The short answer is, yes. Undocumented workers are entitled to most workers’ compensation benefits under Nebraska law. The exception is that undocumented immigrants are not entitled to the vocational rehabilitation benefit because the worker is not legally permitted to be in the country.
To some people, Nebraska law and this Kansas decision make sense, but unfortunately many people believe that undocumented workers should not be entitled to work comp. This argument fails for the following reasons:
If someone is injured at work and needs to seek medical treatment, it must be paid somehow. If it is not paid by workers’ compensation (even though the injury occurred at work), the cost of that treatment will be passed to the medical providers and the general-public. The employer will get away scot-free while everyone else would share the burden of mounting healthcare costs.
Employers should not get a benefit of hiring undocumented workers over citizens or documented workers. As stated above, if the employer does not have to pay workers’ compensation benefits for an injured, undocumented worker, the employer will be encouraged to hire undocumented workers over others as cost-savings. It is the employer’s responsibility to hire documented workers, but if it means the cost-savings of not having to pay work comp benefits, you can bet that employer will try to hire undocumented workers over others.
Similar to the previous reason, employers would be discouraged from taking safety measures to ensure the safety of its workers if it knows that it won’t be required to pay for undocumented workers’ injuries. This would make the workplace more dangerous for all workers.
Regardless of citizenship, an injured worker has an inalienable right to be treated for work injuries simply based on the fact that his/her job has made money for that employer. This is the whole point of the workers’ compensation system: to provide a quick (relatively speaking) and efficient way to get medical treatment and compensation for any worker that is injured while making money for that employer. Without the beneficiary of the work that cause the injury being required to pay work comp, this burden would inevitably be pushed to tax payers in one form or another. In other words, taxpayers should certainly want undocumented immigrants to get workers’ compensation benefits.
The collapse of the Interstate Highway-35W bridge over the Mississippi River killed 13 people and highlighted the safety hazards related to poor infrastructure. But most drivers face a less dramatic, but no less dangerous, hazard:
According to www.pothole.info, nearly 1/3 of the 33,000 annual truck and auto fatalities are related to poor road conditions. At least 27 percent of the major roads in the United States have been rated to be in poor condition. Though potholes are regarded as a problem – with good reason – in cold-weather states like Nebraska and Iowa, the worst road conditions in the country are in the warm-weather areas like the Bay Area, southern California, and Tucson, Arizona.
Bumpy roads combined with poor suspension can even lead to back injuries. This is especially true for over-the-road-truck drivers who also face health problems from lack of sleep, lack of exercise, and poor diet due to the demands of trucking. Drivers for Crete Carrier Corporation, Shaffer Trucking, Werner and K&B Transportation usually must litigate their workers’ compensation claims in Nebraska.

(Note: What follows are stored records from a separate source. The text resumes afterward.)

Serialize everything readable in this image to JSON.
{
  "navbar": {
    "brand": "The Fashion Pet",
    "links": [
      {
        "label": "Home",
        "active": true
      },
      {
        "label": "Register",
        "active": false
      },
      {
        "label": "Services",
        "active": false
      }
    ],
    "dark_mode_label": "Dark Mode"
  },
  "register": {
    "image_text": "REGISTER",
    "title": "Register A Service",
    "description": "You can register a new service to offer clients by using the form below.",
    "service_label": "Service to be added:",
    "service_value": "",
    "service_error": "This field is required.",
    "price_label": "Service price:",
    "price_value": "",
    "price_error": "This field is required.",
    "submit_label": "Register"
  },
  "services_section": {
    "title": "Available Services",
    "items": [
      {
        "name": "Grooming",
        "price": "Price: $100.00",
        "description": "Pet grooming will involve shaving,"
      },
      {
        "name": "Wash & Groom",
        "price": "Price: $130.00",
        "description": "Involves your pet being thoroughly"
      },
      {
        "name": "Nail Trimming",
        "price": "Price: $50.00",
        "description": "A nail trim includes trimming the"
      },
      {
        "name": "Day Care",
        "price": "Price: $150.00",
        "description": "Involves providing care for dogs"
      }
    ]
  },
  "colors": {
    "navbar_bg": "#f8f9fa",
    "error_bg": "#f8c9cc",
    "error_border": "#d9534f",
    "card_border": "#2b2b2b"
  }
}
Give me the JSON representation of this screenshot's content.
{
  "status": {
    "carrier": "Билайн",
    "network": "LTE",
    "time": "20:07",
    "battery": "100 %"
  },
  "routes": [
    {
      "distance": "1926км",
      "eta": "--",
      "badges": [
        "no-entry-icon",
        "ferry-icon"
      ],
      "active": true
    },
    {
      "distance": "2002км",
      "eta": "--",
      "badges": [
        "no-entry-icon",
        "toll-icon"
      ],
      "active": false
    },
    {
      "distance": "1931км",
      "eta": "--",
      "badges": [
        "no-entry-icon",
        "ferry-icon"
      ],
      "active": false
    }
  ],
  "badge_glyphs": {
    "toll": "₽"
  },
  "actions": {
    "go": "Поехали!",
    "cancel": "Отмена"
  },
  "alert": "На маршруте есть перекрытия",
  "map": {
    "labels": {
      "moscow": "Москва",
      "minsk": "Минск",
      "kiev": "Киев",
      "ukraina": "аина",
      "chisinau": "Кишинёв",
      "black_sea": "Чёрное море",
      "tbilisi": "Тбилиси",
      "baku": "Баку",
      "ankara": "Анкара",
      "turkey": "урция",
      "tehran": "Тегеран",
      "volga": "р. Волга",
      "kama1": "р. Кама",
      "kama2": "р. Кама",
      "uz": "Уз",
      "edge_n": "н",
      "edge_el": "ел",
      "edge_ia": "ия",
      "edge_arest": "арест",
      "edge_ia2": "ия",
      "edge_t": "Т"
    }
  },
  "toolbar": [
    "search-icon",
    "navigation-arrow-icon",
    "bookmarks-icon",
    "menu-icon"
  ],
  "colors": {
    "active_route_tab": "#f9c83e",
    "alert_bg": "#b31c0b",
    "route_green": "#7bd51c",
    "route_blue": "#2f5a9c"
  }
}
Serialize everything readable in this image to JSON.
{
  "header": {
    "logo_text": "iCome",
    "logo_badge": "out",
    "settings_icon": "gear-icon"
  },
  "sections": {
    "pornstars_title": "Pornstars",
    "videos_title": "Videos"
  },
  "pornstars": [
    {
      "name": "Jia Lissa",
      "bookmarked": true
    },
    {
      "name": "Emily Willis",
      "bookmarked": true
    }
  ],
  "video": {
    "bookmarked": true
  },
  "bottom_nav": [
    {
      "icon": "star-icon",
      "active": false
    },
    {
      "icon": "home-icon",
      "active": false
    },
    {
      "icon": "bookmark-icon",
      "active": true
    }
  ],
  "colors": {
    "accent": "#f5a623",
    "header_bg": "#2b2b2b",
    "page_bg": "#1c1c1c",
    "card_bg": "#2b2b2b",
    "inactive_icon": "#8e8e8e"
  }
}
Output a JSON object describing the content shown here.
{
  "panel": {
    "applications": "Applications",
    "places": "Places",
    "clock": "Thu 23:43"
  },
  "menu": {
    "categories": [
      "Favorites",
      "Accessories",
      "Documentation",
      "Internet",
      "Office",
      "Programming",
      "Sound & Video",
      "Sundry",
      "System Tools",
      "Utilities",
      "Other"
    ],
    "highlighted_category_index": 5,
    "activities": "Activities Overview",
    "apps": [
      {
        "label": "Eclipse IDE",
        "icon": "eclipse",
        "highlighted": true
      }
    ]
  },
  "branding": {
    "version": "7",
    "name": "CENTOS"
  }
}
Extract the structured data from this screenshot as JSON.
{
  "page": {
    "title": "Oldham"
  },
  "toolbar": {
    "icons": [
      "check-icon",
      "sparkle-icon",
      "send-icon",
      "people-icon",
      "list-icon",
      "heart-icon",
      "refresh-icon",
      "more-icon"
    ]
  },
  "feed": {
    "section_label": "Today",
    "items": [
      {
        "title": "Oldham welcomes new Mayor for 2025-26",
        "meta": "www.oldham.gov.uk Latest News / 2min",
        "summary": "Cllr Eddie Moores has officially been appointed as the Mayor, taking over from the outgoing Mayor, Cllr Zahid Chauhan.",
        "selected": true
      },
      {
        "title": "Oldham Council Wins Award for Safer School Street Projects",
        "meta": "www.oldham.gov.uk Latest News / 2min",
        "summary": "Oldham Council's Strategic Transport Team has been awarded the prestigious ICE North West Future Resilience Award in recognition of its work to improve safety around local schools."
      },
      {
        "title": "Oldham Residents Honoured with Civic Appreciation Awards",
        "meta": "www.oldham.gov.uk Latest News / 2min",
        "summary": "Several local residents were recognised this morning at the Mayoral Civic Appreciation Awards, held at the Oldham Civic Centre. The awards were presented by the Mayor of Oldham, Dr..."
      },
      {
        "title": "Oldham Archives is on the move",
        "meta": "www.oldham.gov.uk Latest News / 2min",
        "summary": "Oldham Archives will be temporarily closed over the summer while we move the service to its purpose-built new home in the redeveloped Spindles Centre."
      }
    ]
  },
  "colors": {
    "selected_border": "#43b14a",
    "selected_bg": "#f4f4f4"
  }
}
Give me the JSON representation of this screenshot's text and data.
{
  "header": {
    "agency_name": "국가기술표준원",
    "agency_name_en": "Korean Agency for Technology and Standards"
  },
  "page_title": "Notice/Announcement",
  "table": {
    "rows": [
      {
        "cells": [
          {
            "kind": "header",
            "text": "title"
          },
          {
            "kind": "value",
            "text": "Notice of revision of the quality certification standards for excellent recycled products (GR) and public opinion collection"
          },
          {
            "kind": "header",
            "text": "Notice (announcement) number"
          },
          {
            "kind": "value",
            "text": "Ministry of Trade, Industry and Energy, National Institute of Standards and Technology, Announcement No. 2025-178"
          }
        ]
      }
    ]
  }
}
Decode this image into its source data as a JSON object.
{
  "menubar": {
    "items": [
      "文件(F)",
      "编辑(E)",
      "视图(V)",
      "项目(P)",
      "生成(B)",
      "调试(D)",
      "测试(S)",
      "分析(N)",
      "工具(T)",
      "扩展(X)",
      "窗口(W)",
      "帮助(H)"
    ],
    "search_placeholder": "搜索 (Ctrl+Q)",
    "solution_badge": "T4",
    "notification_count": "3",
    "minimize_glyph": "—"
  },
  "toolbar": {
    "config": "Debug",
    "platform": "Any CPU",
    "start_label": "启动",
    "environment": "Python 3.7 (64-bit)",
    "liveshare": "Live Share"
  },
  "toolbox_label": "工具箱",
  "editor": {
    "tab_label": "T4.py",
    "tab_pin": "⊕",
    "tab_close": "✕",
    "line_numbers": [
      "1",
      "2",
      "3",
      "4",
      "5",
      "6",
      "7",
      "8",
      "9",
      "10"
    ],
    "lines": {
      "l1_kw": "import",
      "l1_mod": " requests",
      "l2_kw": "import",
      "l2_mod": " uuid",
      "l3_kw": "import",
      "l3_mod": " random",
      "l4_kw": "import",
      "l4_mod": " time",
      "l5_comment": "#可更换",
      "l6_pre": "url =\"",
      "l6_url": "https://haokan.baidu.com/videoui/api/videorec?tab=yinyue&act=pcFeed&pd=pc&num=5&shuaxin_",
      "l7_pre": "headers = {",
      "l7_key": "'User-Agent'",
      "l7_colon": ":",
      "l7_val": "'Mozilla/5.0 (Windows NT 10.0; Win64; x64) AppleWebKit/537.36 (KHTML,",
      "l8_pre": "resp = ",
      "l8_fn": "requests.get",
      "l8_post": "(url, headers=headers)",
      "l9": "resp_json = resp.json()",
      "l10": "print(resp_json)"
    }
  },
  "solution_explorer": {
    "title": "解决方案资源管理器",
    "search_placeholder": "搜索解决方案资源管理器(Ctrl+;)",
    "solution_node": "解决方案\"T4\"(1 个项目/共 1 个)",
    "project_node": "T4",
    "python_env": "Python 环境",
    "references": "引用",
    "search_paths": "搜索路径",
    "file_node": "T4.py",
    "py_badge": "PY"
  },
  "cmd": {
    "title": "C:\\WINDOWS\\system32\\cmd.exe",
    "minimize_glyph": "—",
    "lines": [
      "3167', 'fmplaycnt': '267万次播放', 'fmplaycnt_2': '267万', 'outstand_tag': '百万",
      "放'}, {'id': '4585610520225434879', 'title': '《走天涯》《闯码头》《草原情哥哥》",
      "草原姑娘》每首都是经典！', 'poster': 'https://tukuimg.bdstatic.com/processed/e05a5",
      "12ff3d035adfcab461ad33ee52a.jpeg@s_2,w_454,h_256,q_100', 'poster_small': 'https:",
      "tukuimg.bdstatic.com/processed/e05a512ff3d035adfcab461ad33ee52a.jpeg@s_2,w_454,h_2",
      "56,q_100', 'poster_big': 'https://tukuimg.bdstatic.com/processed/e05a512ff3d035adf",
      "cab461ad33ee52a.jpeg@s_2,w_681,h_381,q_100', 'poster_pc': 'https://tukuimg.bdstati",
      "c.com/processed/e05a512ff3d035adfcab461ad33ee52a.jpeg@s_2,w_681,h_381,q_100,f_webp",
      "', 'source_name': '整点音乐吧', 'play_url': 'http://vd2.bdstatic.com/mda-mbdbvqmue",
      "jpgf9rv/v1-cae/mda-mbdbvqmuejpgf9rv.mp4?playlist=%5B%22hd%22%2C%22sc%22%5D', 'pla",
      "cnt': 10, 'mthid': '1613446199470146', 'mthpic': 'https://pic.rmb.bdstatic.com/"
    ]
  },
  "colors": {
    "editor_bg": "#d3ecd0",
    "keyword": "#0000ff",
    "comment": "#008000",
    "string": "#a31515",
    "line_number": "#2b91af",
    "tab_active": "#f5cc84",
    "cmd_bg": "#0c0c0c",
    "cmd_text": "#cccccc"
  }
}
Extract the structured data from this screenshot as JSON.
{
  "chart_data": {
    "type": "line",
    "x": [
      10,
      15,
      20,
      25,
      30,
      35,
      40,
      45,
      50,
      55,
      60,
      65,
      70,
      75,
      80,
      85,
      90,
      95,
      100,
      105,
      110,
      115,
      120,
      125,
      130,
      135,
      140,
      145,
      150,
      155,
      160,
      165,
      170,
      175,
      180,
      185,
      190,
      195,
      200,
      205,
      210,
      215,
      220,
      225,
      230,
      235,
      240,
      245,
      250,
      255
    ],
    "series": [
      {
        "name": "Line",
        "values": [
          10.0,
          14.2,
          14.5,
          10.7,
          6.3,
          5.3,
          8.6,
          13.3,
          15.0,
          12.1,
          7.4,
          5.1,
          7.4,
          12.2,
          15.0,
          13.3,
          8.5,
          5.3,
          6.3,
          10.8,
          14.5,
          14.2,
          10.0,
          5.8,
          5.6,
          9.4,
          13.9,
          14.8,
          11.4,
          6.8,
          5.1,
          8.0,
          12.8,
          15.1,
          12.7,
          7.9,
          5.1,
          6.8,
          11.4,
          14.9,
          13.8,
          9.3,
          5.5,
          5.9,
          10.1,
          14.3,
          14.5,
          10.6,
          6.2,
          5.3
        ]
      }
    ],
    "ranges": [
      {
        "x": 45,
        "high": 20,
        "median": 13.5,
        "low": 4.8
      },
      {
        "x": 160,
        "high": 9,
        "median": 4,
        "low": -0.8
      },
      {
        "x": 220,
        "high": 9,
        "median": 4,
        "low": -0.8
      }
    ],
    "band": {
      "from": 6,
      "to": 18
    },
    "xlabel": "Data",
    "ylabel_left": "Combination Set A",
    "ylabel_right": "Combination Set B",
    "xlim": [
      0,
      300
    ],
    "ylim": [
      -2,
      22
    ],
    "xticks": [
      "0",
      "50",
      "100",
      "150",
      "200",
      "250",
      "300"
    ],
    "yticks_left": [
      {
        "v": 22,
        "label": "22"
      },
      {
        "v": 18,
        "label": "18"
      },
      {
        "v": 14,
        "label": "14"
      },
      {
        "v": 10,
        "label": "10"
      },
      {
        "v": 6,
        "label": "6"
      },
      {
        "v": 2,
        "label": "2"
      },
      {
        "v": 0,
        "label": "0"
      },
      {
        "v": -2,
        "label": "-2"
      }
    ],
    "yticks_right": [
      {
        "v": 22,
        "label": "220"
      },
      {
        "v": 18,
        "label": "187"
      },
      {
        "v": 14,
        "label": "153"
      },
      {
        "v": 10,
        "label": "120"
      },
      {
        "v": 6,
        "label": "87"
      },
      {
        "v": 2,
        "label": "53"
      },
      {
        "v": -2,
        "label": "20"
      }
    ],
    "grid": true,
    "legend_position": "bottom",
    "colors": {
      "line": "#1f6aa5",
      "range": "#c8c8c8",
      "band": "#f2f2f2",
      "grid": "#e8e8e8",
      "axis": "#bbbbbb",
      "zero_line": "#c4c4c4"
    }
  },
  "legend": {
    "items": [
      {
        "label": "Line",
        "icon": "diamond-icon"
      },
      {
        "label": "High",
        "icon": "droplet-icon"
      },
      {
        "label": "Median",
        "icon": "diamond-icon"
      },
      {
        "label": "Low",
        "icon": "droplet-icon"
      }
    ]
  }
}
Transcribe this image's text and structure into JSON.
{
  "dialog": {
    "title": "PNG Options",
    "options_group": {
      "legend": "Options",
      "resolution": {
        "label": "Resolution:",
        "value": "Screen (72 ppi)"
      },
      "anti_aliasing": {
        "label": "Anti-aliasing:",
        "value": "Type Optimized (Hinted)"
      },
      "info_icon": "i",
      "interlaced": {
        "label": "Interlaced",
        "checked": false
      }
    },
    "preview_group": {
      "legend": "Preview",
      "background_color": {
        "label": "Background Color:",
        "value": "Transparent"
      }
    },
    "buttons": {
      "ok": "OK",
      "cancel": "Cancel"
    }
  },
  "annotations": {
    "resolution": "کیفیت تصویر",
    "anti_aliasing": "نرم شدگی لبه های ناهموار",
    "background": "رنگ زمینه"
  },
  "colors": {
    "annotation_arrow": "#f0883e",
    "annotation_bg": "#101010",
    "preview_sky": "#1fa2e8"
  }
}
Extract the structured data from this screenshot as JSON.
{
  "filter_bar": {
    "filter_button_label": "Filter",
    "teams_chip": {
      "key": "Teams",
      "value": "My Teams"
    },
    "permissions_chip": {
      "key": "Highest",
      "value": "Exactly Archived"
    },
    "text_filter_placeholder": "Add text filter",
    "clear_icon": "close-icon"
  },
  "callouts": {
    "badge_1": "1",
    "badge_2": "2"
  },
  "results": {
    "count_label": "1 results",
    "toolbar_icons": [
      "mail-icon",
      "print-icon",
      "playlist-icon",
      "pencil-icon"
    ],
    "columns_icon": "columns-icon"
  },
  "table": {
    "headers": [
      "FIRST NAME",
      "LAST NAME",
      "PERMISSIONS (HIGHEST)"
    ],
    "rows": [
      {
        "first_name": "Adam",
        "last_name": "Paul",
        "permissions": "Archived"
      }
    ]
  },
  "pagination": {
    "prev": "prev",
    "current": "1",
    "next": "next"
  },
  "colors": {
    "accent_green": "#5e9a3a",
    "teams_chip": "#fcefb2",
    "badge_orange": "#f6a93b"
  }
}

Fortunately, Nebraska would deem a back injury from driving over a pothole to be compensable, even if it were combined with a pre-existing condition. Other states have stricter causation standards that could preclude a driver from collecting benefits for such an injury.